**Records from a data source**
================

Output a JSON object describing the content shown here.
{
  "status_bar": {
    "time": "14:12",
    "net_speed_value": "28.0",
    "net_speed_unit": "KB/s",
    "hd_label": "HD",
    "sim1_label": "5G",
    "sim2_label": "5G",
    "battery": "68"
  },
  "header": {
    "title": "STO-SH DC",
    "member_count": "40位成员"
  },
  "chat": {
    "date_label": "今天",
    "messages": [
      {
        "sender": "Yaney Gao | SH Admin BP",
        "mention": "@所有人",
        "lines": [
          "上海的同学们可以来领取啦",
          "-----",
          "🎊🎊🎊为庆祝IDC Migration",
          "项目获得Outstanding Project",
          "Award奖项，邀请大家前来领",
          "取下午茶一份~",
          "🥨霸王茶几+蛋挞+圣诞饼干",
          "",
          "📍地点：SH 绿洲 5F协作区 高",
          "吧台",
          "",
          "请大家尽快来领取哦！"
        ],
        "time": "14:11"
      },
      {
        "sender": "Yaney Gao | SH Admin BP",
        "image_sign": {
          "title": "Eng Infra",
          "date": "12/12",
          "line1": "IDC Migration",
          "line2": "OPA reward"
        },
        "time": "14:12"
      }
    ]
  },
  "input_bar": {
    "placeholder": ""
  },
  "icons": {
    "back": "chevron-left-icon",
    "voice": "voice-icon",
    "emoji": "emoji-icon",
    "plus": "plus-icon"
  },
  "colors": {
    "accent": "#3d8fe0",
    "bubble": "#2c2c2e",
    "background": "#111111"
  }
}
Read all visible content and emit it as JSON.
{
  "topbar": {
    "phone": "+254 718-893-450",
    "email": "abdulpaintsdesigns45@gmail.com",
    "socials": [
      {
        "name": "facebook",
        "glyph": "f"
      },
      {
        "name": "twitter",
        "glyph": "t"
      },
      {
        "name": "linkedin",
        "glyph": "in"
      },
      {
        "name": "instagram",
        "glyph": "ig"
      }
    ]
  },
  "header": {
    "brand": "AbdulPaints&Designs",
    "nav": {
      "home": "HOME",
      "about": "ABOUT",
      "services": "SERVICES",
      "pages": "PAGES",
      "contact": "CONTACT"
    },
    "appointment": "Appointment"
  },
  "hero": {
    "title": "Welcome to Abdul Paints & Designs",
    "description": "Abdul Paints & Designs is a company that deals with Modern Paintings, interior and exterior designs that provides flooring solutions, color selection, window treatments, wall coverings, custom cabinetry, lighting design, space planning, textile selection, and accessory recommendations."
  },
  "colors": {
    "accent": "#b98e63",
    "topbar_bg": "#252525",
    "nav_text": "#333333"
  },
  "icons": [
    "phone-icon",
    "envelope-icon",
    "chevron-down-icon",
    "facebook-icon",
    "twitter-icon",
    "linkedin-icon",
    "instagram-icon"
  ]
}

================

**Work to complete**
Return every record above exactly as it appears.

**Response**
Output a JSON object describing the content shown here.
{
  "status_bar": {
    "time": "14:12",
    "net_speed_value": "28.0",
    "net_speed_unit": "KB/s",
    "hd_label": "HD",
    "sim1_label": "5G",
    "sim2_label": "5G",
    "battery": "68"
  },
  "header": {
    "title": "STO-SH DC",
    "member_count": "40位成员"
  },
  "chat": {
    "date_label": "今天",
    "messages": [
      {
        "sender": "Yaney Gao | SH Admin BP",
        "mention": "@所有人",
        "lines": [
          "上海的同学们可以来领取啦",
          "-----",
          "🎊🎊🎊为庆祝IDC Migration",
          "项目获得Outstanding Project",
          "Award奖项，邀请大家前来领",
          "取下午茶一份~",
          "🥨霸王茶几+蛋挞+圣诞饼干",
          "",
          "📍地点：SH 绿洲 5F协作区 高",
          "吧台",
          "",
          "请大家尽快来领取哦！"
        ],
        "time": "14:11"
      },
      {
        "sender": "Yaney Gao | SH Admin BP",
        "image_sign": {
          "title": "Eng Infra",
          "date": "12/12",
          "line1": "IDC Migration",
          "line2": "OPA reward"
        },
        "time": "14:12"
      }
    ]
  },
  "input_bar": {
    "placeholder": ""
  },
  "icons": {
    "back": "chevron-left-icon",
    "voice": "voice-icon",
    "emoji": "emoji-icon",
    "plus": "plus-icon"
  },
  "colors": {
    "accent": "#3d8fe0",
    "bubble": "#2c2c2e",
    "background": "#111111"
  }
}
Read all visible content and emit it as JSON.
{
  "topbar": {
    "phone": "+254 718-893-450",
    "email": "abdulpaintsdesigns45@gmail.com",
    "socials": [
      {
        "name": "facebook",
        "glyph": "f"
      },
      {
        "name": "twitter",
        "glyph": "t"
      },
      {
        "name": "linkedin",
        "glyph": "in"
      },
      {
        "name": "instagram",
        "glyph": "ig"
      }
    ]
  },
  "header": {
    "brand": "AbdulPaints&Designs",
    "nav": {
      "home": "HOME",
      "about": "ABOUT",
      "services": "SERVICES",
      "pages": "PAGES",
      "contact": "CONTACT"
    },
    "appointment": "Appointment"
  },
  "hero": {
    "title": "Welcome to Abdul Paints & Designs",
    "description": "Abdul Paints & Designs is a company that deals with Modern Paintings, interior and exterior designs that provides flooring solutions, color selection, window treatments, wall coverings, custom cabinetry, lighting design, space planning, textile selection, and accessory recommendations."
  },
  "colors": {
    "accent": "#b98e63",
    "topbar_bg": "#252525",
    "nav_text": "#333333"
  },
  "icons": [
    "phone-icon",
    "envelope-icon",
    "chevron-down-icon",
    "facebook-icon",
    "twitter-icon",
    "linkedin-icon",
    "instagram-icon"
  ]
}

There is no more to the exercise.